Data records for software interfaces
******

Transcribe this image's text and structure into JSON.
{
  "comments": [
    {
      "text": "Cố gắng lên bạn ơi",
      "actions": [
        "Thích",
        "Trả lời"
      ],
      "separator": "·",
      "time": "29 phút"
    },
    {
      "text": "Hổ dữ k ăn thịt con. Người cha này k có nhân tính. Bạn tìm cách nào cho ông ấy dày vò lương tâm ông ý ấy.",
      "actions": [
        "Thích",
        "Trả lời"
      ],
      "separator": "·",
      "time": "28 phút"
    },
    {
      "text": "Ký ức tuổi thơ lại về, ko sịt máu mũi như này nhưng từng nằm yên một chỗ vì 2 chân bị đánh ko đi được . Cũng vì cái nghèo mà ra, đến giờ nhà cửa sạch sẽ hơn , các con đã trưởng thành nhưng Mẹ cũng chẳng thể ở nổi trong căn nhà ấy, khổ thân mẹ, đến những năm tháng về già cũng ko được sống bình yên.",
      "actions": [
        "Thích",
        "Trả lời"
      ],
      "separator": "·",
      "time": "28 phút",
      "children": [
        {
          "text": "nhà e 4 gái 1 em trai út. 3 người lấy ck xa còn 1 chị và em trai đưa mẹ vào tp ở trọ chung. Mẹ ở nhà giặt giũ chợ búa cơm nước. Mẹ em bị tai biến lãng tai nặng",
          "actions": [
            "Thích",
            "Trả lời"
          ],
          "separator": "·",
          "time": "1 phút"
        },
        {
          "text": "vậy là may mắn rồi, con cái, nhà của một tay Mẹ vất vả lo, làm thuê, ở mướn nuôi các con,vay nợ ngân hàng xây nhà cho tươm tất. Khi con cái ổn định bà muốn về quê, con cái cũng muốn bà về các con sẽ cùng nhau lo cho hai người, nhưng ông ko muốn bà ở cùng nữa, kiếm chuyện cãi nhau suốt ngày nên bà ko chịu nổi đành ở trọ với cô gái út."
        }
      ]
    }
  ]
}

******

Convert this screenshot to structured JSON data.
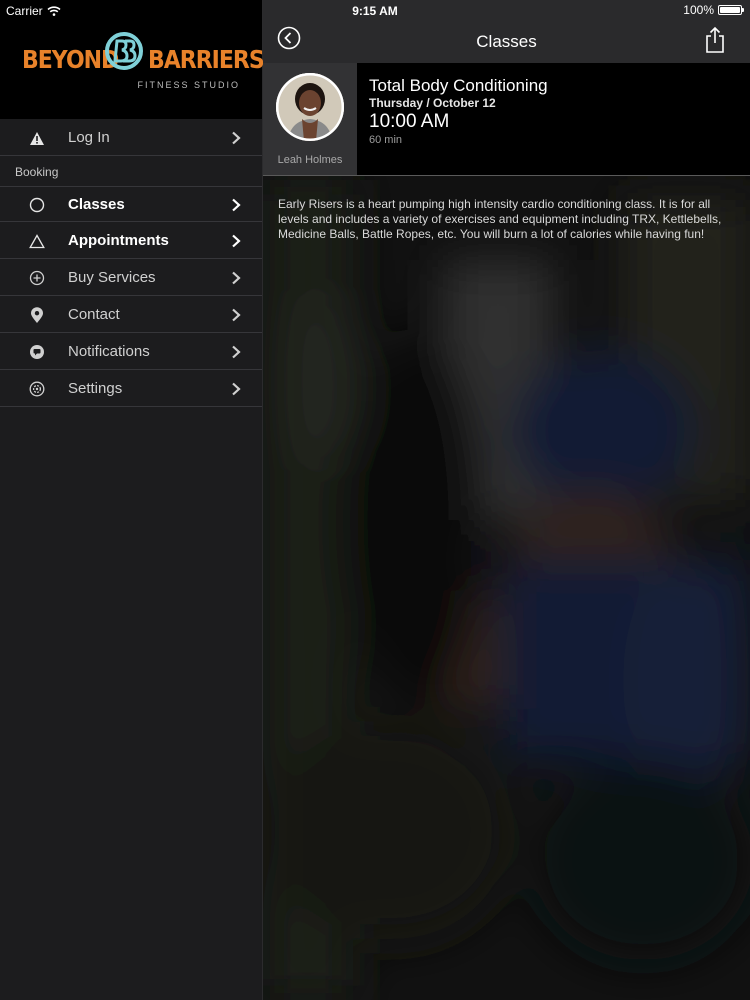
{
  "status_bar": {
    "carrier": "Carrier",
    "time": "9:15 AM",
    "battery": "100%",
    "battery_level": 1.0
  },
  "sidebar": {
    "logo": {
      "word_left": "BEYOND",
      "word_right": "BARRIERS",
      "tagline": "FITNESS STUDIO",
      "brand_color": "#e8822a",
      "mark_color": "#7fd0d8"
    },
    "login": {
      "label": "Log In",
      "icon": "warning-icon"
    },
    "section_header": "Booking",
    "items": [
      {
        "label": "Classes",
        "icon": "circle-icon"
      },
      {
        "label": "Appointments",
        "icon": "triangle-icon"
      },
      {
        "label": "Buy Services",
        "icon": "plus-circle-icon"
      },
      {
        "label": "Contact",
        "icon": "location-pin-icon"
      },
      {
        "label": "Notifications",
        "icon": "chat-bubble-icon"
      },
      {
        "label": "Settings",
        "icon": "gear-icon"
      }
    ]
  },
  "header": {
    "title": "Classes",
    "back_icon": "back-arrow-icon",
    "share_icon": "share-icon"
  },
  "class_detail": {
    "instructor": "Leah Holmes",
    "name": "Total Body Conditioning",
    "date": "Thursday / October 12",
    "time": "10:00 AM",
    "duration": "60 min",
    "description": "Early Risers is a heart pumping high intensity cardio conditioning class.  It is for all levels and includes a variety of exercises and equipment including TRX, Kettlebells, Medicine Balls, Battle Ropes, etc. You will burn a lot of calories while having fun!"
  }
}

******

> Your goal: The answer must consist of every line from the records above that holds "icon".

> Solved exercise:
      "icon": "warning-icon"
        "icon": "circle-icon"
        "icon": "triangle-icon"
        "icon": "plus-circle-icon"
        "icon": "location-pin-icon"
        "icon": "chat-bubble-icon"
        "icon": "gear-icon"
    "back_icon": "back-arrow-icon",
    "share_icon": "share-icon"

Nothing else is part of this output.